Vail Daily columnist Linda Stamper Boyne: My time in isolation
Vail, CO Colorado
I have become one of Those People.
You know the ones I’m talking about. I’m one of Those People with my eyes on my iPhone, flicking my finger with wild abandon across the screen, tapping it with authority, caught up in the world in that little device, wearing an all-knowing look like I know something you don’t. And I do.
I can tell you the weather in Hong Kong or the directions to the nearest Starbucks. I can read any newspaper in the world and give you the headlines. I can online shop, make my grocery list and check my e-mail simultaneously while in the car wash. And if you too have the latest and greatest, we can have a little FaceTime video chat, Jetsons style.
Well, we could have until this past weekend. That’s when I killed my iPhone. Negligent homicide is more accurate, perhaps. Drowning due to stupidity.
I knew I wasn’t responsible enough for an iPhone. But I saw people all the time who looked far less conscientious than I, and they had iPhones that they seemed to be able to keep track of and not damage. I figured I could, too.
It’s all a ruse. I think Apple plants these decoys in society to lull people into a false sense of security, to make you think you’re capable of owning and maintaining an iPhone. Power of suggestion. Everybody’s doing it. And I fell for it.
So there I was, almost three months into my love affair with my iPhone, thinking I owned the world. I had awesome apps to do amazing things. I felt in control of my life. Everything was there. Anything I needed was at my fingertips, merely a swipe and tap away. And then it ended with a single “kerplunk.”
I hate to admit how my iPhone fell to its death, but I hope it will serve as a cautionary tale for others. Ladies, my advice to you is this: empty your pockets before using the facilities. I forgot I had slipped the phone into my back pocket one evening and upon standing, the phone leapt out of my jeans and launched itself into the toilet.
There was merely a fraction of a second between hearing the sound and retrieving it from the, err, “water.” I didn’t even think about that action, but in subsequent tellings of this tale, people have questioned whether they would reach into the bowl to retrieve their phones. To that I say, “Oh, please!” You would do the exact same thing in that moment. There’s no time for the eew-factor to kick in. It’s instinctual, like protecting your young.

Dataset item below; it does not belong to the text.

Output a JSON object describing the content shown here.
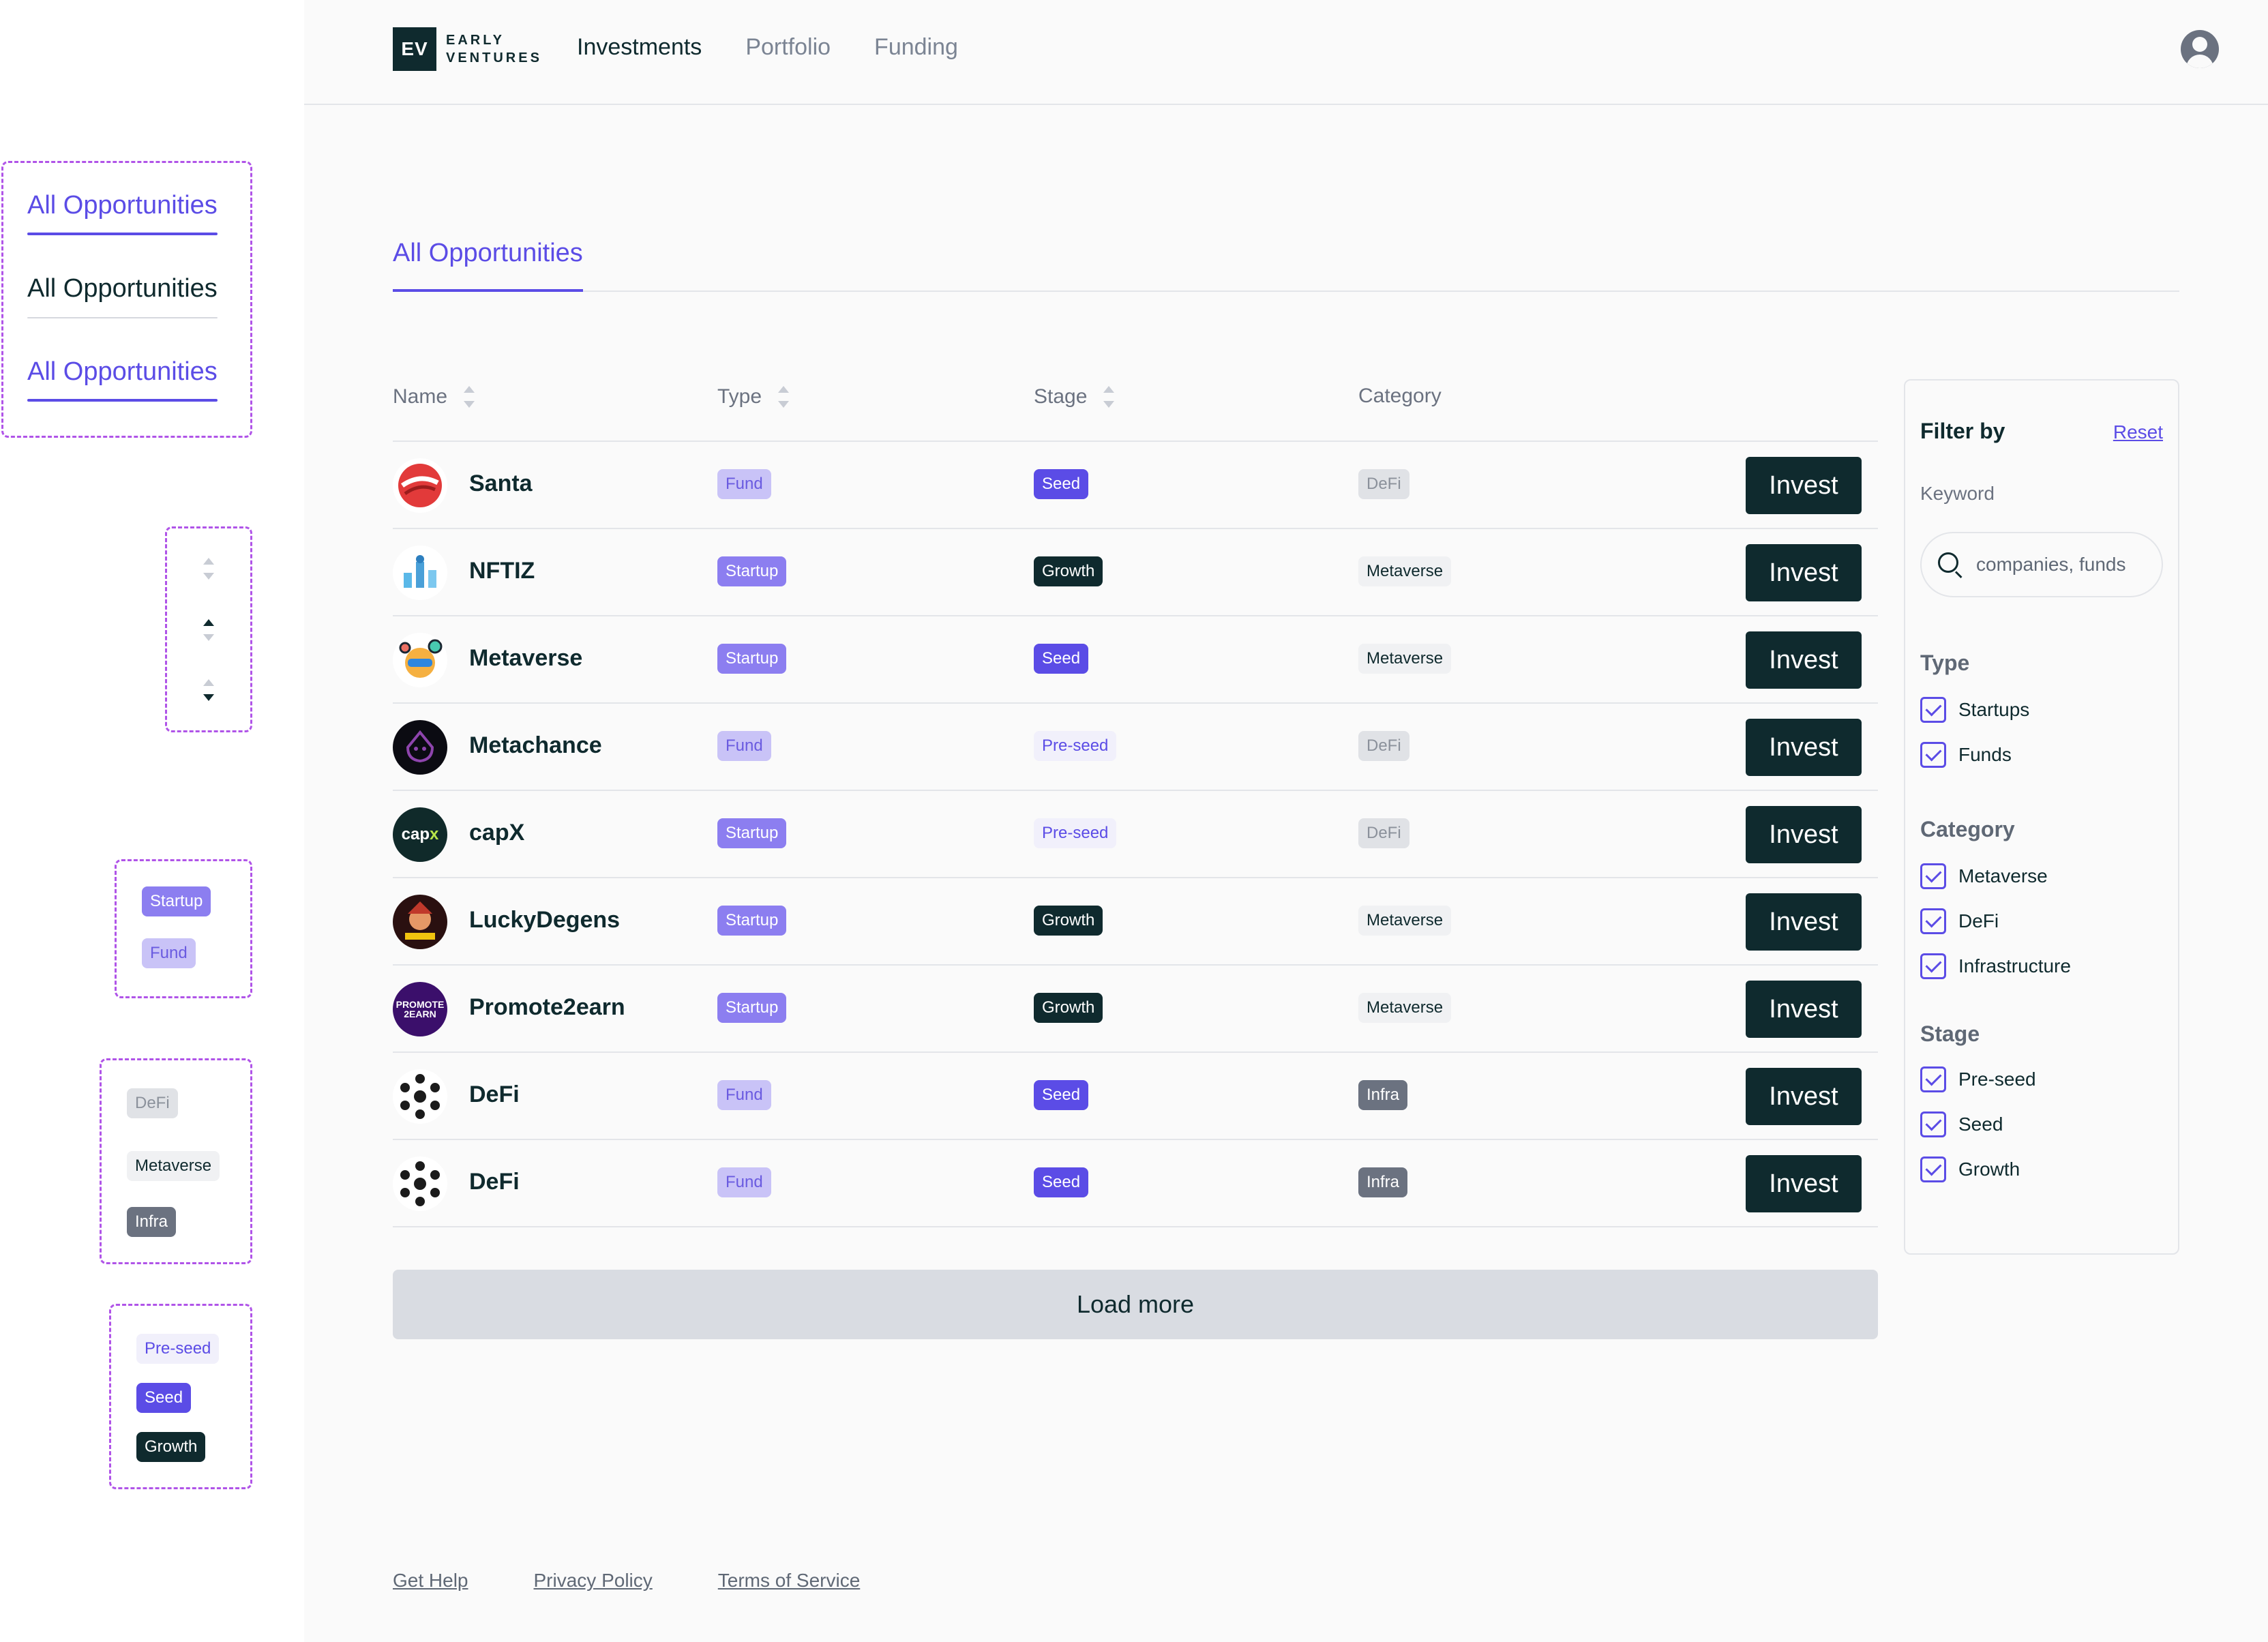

After sending it through triage in the ladies room, I applied a paper towel tourniquet and rushed it home to bowl of rice, which I had heard was the remedy for sucking water out of electronics. I checked it periodically the next day, moving the grains of rice to check its vital signs, until I thought it was resuscitated.
I carefully lifted it out of the rice bowl and sent an SOS text out to a friend. Message received! It’s alive! My elation was short lived, however, as it expired in a few hours later, going blank and dark, leaving me feeling empty and alone.
It’s shocking how dependent I’ve become on my iPhone. I felt strangely isolated without it. Disconnected from the world. Completely out of touch, even though it was only a couple days.
We live our lives differently now because of cell phones. There is an immediacy to our communication. What used to be put off until you were near a phone now cannot wait.
And we no longer have uninterrupted time with people. We might have several other conversations going on via texts, take a phone call in the middle of a visit, have the overwhelming urge to check our email, “check-in” on Facebook, or send a Tweet. We don’t just talk to each other anymore, with full attention on the real flesh and blood people in front of us.
My time in isolation has helped me see that I am living a very distracted life. Now that I have paid the “I’m an idiot” replacement fee for a new iPhone, I am trying to be more focused on one thing at a time, all the while keeping an iron grip on my damn phone.
Linda Stamper Boyne of Edwards can be contacted through email@example.com